Exercise directions
Would you reproduce the whole listing exactly, minus its images?

Records to use
..............................
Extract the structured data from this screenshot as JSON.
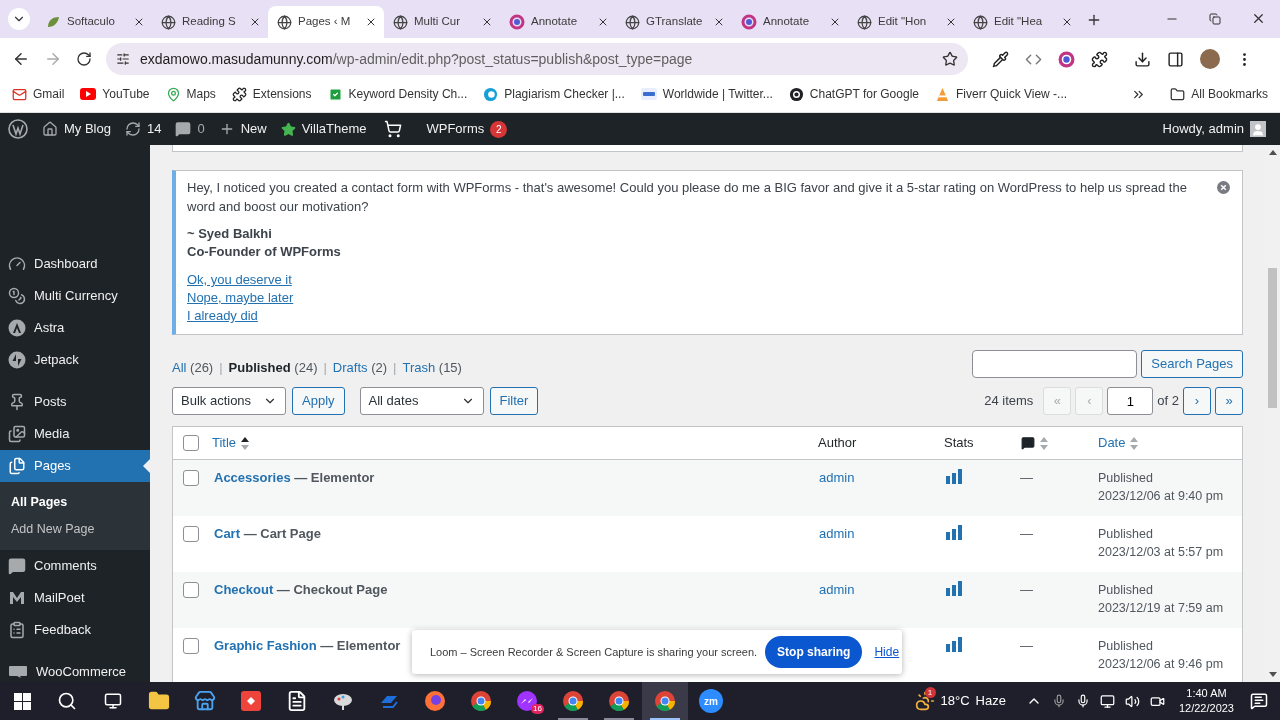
{
  "browser": {
    "tabs": [
      {
        "title": "Softaculo",
        "kind": "leaf",
        "selected": false
      },
      {
        "title": "Reading S",
        "kind": "globe",
        "selected": false
      },
      {
        "title": "Pages ‹ M",
        "kind": "globe",
        "selected": true
      },
      {
        "title": "Multi Cur",
        "kind": "globe",
        "selected": false
      },
      {
        "title": "Annotate",
        "kind": "ring",
        "selected": false
      },
      {
        "title": "GTranslate",
        "kind": "globe",
        "selected": false
      },
      {
        "title": "Annotate",
        "kind": "ring",
        "selected": false
      },
      {
        "title": "Edit \"Hon",
        "kind": "globe",
        "selected": false
      },
      {
        "title": "Edit \"Hea",
        "kind": "globe",
        "selected": false
      }
    ],
    "url": {
      "host": "exdamowo.masudamunny.com",
      "path": "/wp-admin/edit.php?post_status=publish&post_type=page"
    },
    "bookmarks": [
      {
        "label": "Gmail",
        "kind": "mail"
      },
      {
        "label": "YouTube",
        "kind": "play"
      },
      {
        "label": "Maps",
        "kind": "pin"
      },
      {
        "label": "Extensions",
        "kind": "puzzle"
      },
      {
        "label": "Keyword Density Ch...",
        "kind": "check"
      },
      {
        "label": "Plagiarism Checker |...",
        "kind": "circle"
      },
      {
        "label": "Worldwide | Twitter...",
        "kind": "news"
      },
      {
        "label": "ChatGPT for Google",
        "kind": "chat"
      },
      {
        "label": "Fiverr Quick View -...",
        "kind": "cone"
      }
    ],
    "all_bookmarks": "All Bookmarks"
  },
  "admin_bar": {
    "site": "My Blog",
    "updates": "14",
    "comments": "0",
    "new": "New",
    "villatheme": "VillaTheme",
    "wpforms": "WPForms",
    "wpforms_badge": "2",
    "howdy": "Howdy, admin"
  },
  "sidebar": {
    "groups": [
      {
        "items": [
          {
            "label": "Dashboard",
            "kind": "gauge",
            "selected": false
          },
          {
            "label": "Multi Currency",
            "kind": "coins",
            "selected": false
          },
          {
            "label": "Astra",
            "kind": "astra",
            "selected": false
          },
          {
            "label": "Jetpack",
            "kind": "jetpack",
            "selected": false
          }
        ]
      },
      {
        "items": [
          {
            "label": "Posts",
            "kind": "pin",
            "selected": false
          },
          {
            "label": "Media",
            "kind": "media",
            "selected": false
          },
          {
            "label": "Pages",
            "kind": "pages",
            "selected": true,
            "children": [
              {
                "label": "All Pages",
                "selected": true
              },
              {
                "label": "Add New Page",
                "selected": false
              }
            ]
          },
          {
            "label": "Comments",
            "kind": "comment",
            "selected": false
          },
          {
            "label": "MailPoet",
            "kind": "mailpoet",
            "selected": false
          },
          {
            "label": "Feedback",
            "kind": "feedback",
            "selected": false
          }
        ]
      },
      {
        "items": [
          {
            "label": "WooCommerce",
            "kind": "woo",
            "selected": false
          }
        ]
      }
    ]
  },
  "notice": {
    "message": "Hey, I noticed you created a contact form with WPForms - that's awesome! Could you please do me a BIG favor and give it a 5-star rating on WordPress to help us spread the word and boost our motivation?",
    "signature": "~ Syed Balkhi",
    "role": "Co-Founder of WPForms",
    "links": [
      "Ok, you deserve it",
      "Nope, maybe later",
      "I already did"
    ]
  },
  "views": [
    {
      "label": "All",
      "count": "(26)",
      "selected": false
    },
    {
      "separator": "|",
      "label": "Published",
      "count": "(24)",
      "selected": true
    },
    {
      "separator": "|",
      "label": "Drafts",
      "count": "(2)",
      "selected": false
    },
    {
      "separator": "|",
      "label": "Trash",
      "count": "(15)",
      "selected": false
    }
  ],
  "search": {
    "button": "Search Pages"
  },
  "bulk_actions": {
    "value": "Bulk actions",
    "button": "Apply"
  },
  "date_filter": {
    "value": "All dates",
    "button": "Filter"
  },
  "pagination": {
    "items": "24 items",
    "first": {
      "label": "«",
      "disabled": true
    },
    "prev": {
      "label": "‹",
      "disabled": true
    },
    "page": "1",
    "of": "of 2",
    "next": {
      "label": "›",
      "disabled": false
    },
    "last": {
      "label": "»",
      "disabled": false
    }
  },
  "table": {
    "select_all": false,
    "columns": [
      {
        "kind": "title",
        "label": "Title",
        "sortable": true,
        "sorted": true
      },
      {
        "kind": "author",
        "label": "Author",
        "sortable": false
      },
      {
        "kind": "stats",
        "label": "Stats",
        "sortable": false
      },
      {
        "kind": "comments",
        "sortable": true,
        "sorted": false
      },
      {
        "kind": "date",
        "label": "Date",
        "sortable": true,
        "sorted": false
      }
    ],
    "rows": [
      {
        "title": "Accessories",
        "state": "— Elementor",
        "author": "admin",
        "comments": "—",
        "status": "Published",
        "date": "2023/12/06 at 9:40 pm",
        "checked": false
      },
      {
        "title": "Cart",
        "state": "— Cart Page",
        "author": "admin",
        "comments": "—",
        "status": "Published",
        "date": "2023/12/03 at 5:57 pm",
        "checked": false
      },
      {
        "title": "Checkout",
        "state": "— Checkout Page",
        "author": "admin",
        "comments": "—",
        "status": "Published",
        "date": "2023/12/19 at 7:59 am",
        "checked": false
      },
      {
        "title": "Graphic Fashion",
        "state": "— Elementor",
        "comments": "—",
        "status": "Published",
        "date": "2023/12/06 at 9:46 pm",
        "checked": false
      }
    ]
  },
  "loom": {
    "message": "Loom – Screen Recorder & Screen Capture is sharing your screen.",
    "stop": "Stop sharing",
    "hide": "Hide"
  },
  "taskbar": {
    "apps": [
      {
        "kind": "folder",
        "selected": false,
        "running": false
      },
      {
        "kind": "store",
        "selected": false,
        "running": false
      },
      {
        "kind": "anydesk",
        "selected": false,
        "running": false
      },
      {
        "kind": "file",
        "selected": false,
        "running": false
      },
      {
        "kind": "paint",
        "selected": false,
        "running": false
      },
      {
        "kind": "remote",
        "selected": false,
        "running": false
      },
      {
        "kind": "firefox",
        "selected": false,
        "running": false
      },
      {
        "kind": "chrome",
        "selected": false,
        "running": false
      },
      {
        "kind": "messenger",
        "badge": "16",
        "selected": false,
        "running": false
      },
      {
        "kind": "chrome",
        "selected": false,
        "running": true
      },
      {
        "kind": "chrome",
        "selected": false,
        "running": true
      },
      {
        "kind": "chrome",
        "selected": true,
        "running": true
      },
      {
        "kind": "zoom",
        "label": "zm",
        "selected": false,
        "running": false
      }
    ],
    "weather": {
      "badge": "1",
      "temp": "18°C",
      "condition": "Haze"
    },
    "time": "1:40 AM",
    "date": "12/22/2023"
  }
}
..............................
Problem solution
Extract the structured data from this screenshot as JSON.
{
  "browser": {
    "tabs": [
      {
        "title": "Softaculo",
        "kind": "leaf",
        "selected": false
      },
      {
        "title": "Reading S",
        "kind": "globe",
        "selected": false
      },
      {
        "title": "Pages ‹ M",
        "kind": "globe",
        "selected": true
      },
      {
        "title": "Multi Cur",
        "kind": "globe",
        "selected": false
      },
      {
        "title": "Annotate",
        "kind": "ring",
        "selected": false
      },
      {
        "title": "GTranslate",
        "kind": "globe",
        "selected": false
      },
      {
        "title": "Annotate",
        "kind": "ring",
        "selected": false
      },
      {
        "title": "Edit \"Hon",
        "kind": "globe",
        "selected": false
      },
      {
        "title": "Edit \"Hea",
        "kind": "globe",
        "selected": false
      }
    ],
    "url": {
      "host": "exdamowo.masudamunny.com",
      "path": "/wp-admin/edit.php?post_status=publish&post_type=page"
    },
    "bookmarks": [
      {
        "label": "Gmail",
        "kind": "mail"
      },
      {
        "label": "YouTube",
        "kind": "play"
      },
      {
        "label": "Maps",
        "kind": "pin"
      },
      {
        "label": "Extensions",
        "kind": "puzzle"
      },
      {
        "label": "Keyword Density Ch...",
        "kind": "check"
      },
      {
        "label": "Plagiarism Checker |...",
        "kind": "circle"
      },
      {
        "label": "Worldwide | Twitter...",
        "kind": "news"
      },
      {
        "label": "ChatGPT for Google",
        "kind": "chat"
      },
      {
        "label": "Fiverr Quick View -...",
        "kind": "cone"
      }
    ],
    "all_bookmarks": "All Bookmarks"
  },
  "admin_bar": {
    "site": "My Blog",
    "updates": "14",
    "comments": "0",
    "new": "New",
    "villatheme": "VillaTheme",
    "wpforms": "WPForms",
    "wpforms_badge": "2",
    "howdy": "Howdy, admin"
  },
  "sidebar": {
    "groups": [
      {
        "items": [
          {
            "label": "Dashboard",
            "kind": "gauge",
            "selected": false
          },
          {
            "label": "Multi Currency",
            "kind": "coins",
            "selected": false
          },
          {
            "label": "Astra",
            "kind": "astra",
            "selected": false
          },
          {
            "label": "Jetpack",
            "kind": "jetpack",
            "selected": false
          }
        ]
      },
      {
        "items": [
          {
            "label": "Posts",
            "kind": "pin",
            "selected": false
          },
          {
            "label": "Media",
            "kind": "media",
            "selected": false
          },
          {
            "label": "Pages",
            "kind": "pages",
            "selected": true,
            "children": [
              {
                "label": "All Pages",
                "selected": true
              },
              {
                "label": "Add New Page",
                "selected": false
              }
            ]
          },
          {
            "label": "Comments",
            "kind": "comment",
            "selected": false
          },
          {
            "label": "MailPoet",
            "kind": "mailpoet",
            "selected": false
          },
          {
            "label": "Feedback",
            "kind": "feedback",
            "selected": false
          }
        ]
      },
      {
        "items": [
          {
            "label": "WooCommerce",
            "kind": "woo",
            "selected": false
          }
        ]
      }
    ]
  },
  "notice": {
    "message": "Hey, I noticed you created a contact form with WPForms - that's awesome! Could you please do me a BIG favor and give it a 5-star rating on WordPress to help us spread the word and boost our motivation?",
    "signature": "~ Syed Balkhi",
    "role": "Co-Founder of WPForms",
    "links": [
      "Ok, you deserve it",
      "Nope, maybe later",
      "I already did"
    ]
  },
  "views": [
    {
      "label": "All",
      "count": "(26)",
      "selected": false
    },
    {
      "separator": "|",
      "label": "Published",
      "count": "(24)",
      "selected": true
    },
    {
      "separator": "|",
      "label": "Drafts",
      "count": "(2)",
      "selected": false
    },
    {
      "separator": "|",
      "label": "Trash",
      "count": "(15)",
      "selected": false
    }
  ],
  "search": {
    "button": "Search Pages"
  },
  "bulk_actions": {
    "value": "Bulk actions",
    "button": "Apply"
  },
  "date_filter": {
    "value": "All dates",
    "button": "Filter"
  },
  "pagination": {
    "items": "24 items",
    "first": {
      "label": "«",
      "disabled": true
    },
    "prev": {
      "label": "‹",
      "disabled": true
    },
    "page": "1",
    "of": "of 2",
    "next": {
      "label": "›",
      "disabled": false
    },
    "last": {
      "label": "»",
      "disabled": false
    }
  },
  "table": {
    "select_all": false,
    "columns": [
      {
        "kind": "title",
        "label": "Title",
        "sortable": true,
        "sorted": true
      },
      {
        "kind": "author",
        "label": "Author",
        "sortable": false
      },
      {
        "kind": "stats",
        "label": "Stats",
        "sortable": false
      },
      {
        "kind": "comments",
        "sortable": true,
        "sorted": false
      },
      {
        "kind": "date",
        "label": "Date",
        "sortable": true,
        "sorted": false
      }
    ],
    "rows": [
      {
        "title": "Accessories",
        "state": "— Elementor",
        "author": "admin",
        "comments": "—",
        "status": "Published",
        "date": "2023/12/06 at 9:40 pm",
        "checked": false
      },
      {
        "title": "Cart",
        "state": "— Cart Page",
        "author": "admin",
        "comments": "—",
        "status": "Published",
        "date": "2023/12/03 at 5:57 pm",
        "checked": false
      },
      {
        "title": "Checkout",
        "state": "— Checkout Page",
        "author": "admin",
        "comments": "—",
        "status": "Published",
        "date": "2023/12/19 at 7:59 am",
        "checked": false
      },
      {
        "title": "Graphic Fashion",
        "state": "— Elementor",
        "comments": "—",
        "status": "Published",
        "date": "2023/12/06 at 9:46 pm",
        "checked": false
      }
    ]
  },
  "loom": {
    "message": "Loom – Screen Recorder & Screen Capture is sharing your screen.",
    "stop": "Stop sharing",
    "hide": "Hide"
  },
  "taskbar": {
    "apps": [
      {
        "kind": "folder",
        "selected": false,
        "running": false
      },
      {
        "kind": "store",
        "selected": false,
        "running": false
      },
      {
        "kind": "anydesk",
        "selected": false,
        "running": false
      },
      {
        "kind": "file",
        "selected": false,
        "running": false
      },
      {
        "kind": "paint",
        "selected": false,
        "running": false
      },
      {
        "kind": "remote",
        "selected": false,
        "running": false
      },
      {
        "kind": "firefox",
        "selected": false,
        "running": false
      },
      {
        "kind": "chrome",
        "selected": false,
        "running": false
      },
      {
        "kind": "messenger",
        "badge": "16",
        "selected": false,
        "running": false
      },
      {
        "kind": "chrome",
        "selected": false,
        "running": true
      },
      {
        "kind": "chrome",
        "selected": false,
        "running": true
      },
      {
        "kind": "chrome",
        "selected": true,
        "running": true
      },
      {
        "kind": "zoom",
        "label": "zm",
        "selected": false,
        "running": false
      }
    ],
    "weather": {
      "badge": "1",
      "temp": "18°C",
      "condition": "Haze"
    },
    "time": "1:40 AM",
    "date": "12/22/2023"
  }
}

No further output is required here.